The United Kingdom on Monday reported the lowest daily increase in deaths since lockdown in mid-March — just 15 — though the suspected overall toll has hit 54,139, the second-highest after the United States.
Johnson, who was himself treated in intensive care for COVID-19, has faced criticism from opposition parties for imposing the lockdown too late, failing to supply enough protective equipment and dithering over a test-and-trace system.
The medics' letter called for a review focusing on "areas of weakness" to prevent a second wave in the interests of protecting lives and restoring the economy as fast as possible.
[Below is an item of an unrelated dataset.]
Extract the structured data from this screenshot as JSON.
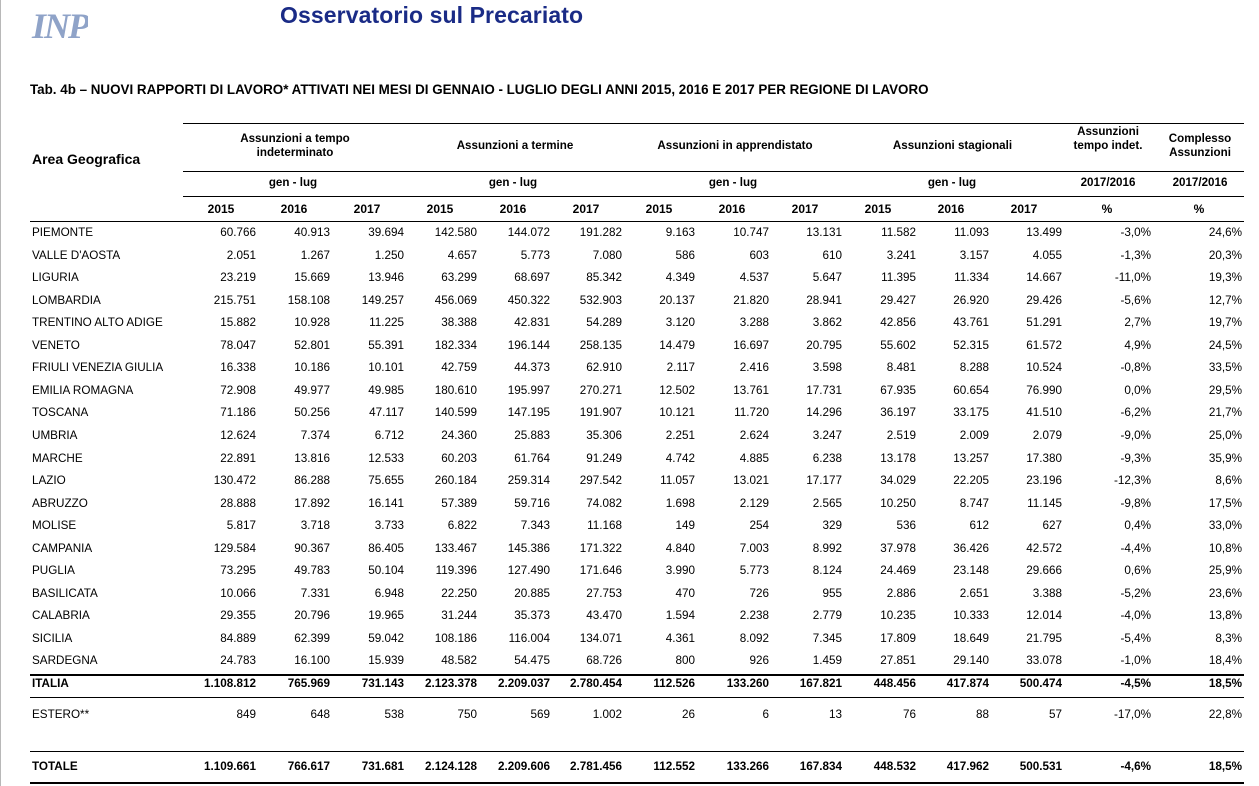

Other signatories included Anne Marie Rafferty, president of the Royal College of Nursing; Maggie Rae, president of the Faculty of Public Health; and Richard Horton, editor-in-chief of the Lancet.
In response to the letter, a spokesman for Johnson said authorities would continue to guarantee resources for health and care services while working closely with the National Health Service to prepare for the winter.